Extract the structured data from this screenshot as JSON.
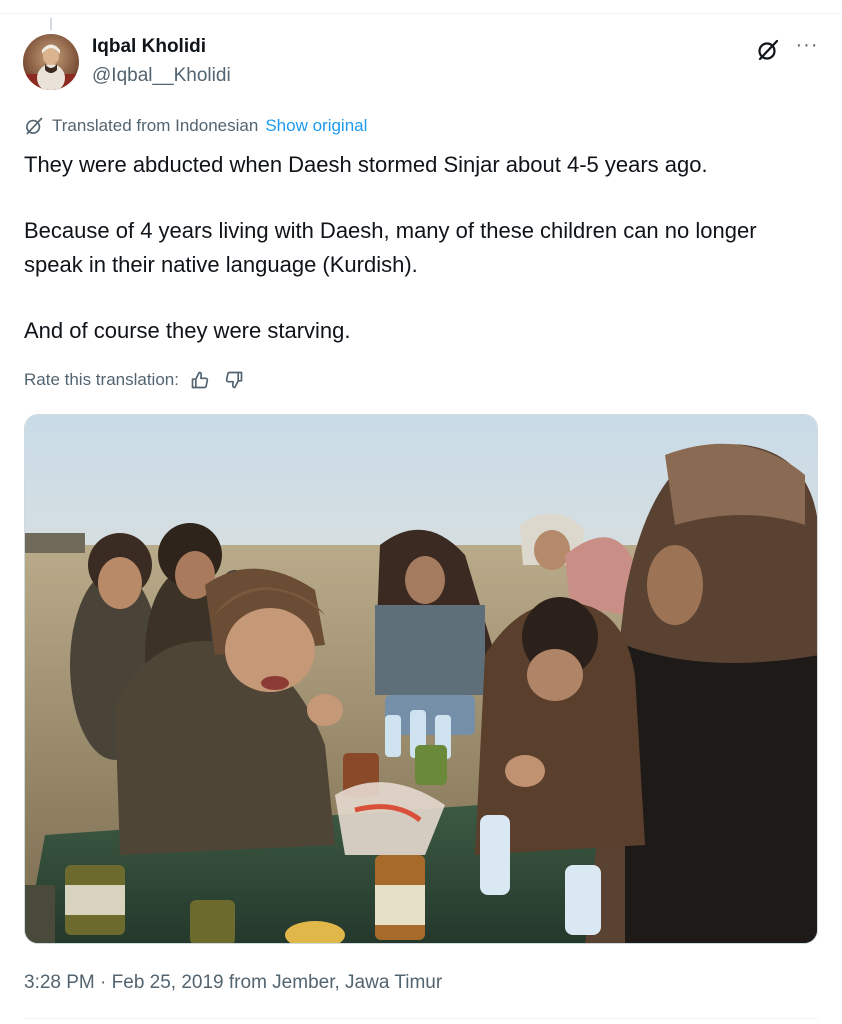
{
  "author": {
    "display_name": "Iqbal Kholidi",
    "handle": "@Iqbal__Kholidi"
  },
  "icons": {
    "grok": "grok-icon",
    "more": "more-icon",
    "translate": "translate-icon",
    "thumb_up": "thumb-up-icon",
    "thumb_down": "thumb-down-icon"
  },
  "more_label": "···",
  "translation": {
    "label": "Translated from Indonesian",
    "show_original": "Show original",
    "rate_label": "Rate this translation:"
  },
  "tweet": {
    "paragraphs": [
      "They were abducted when Daesh stormed Sinjar about 4-5 years ago.",
      "Because of 4 years living with Daesh, many of these children can no longer speak in their native language (Kurdish).",
      "And of course they were starving."
    ]
  },
  "meta": {
    "timestamp": "3:28 PM · Feb 25, 2019 from Jember, Jawa Timur"
  },
  "colors": {
    "text": "#0f1419",
    "secondary": "#536471",
    "link": "#1d9bf0",
    "border": "#cfd9de"
  }
}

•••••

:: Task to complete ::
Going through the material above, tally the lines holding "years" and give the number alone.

:: Exercise output ::
2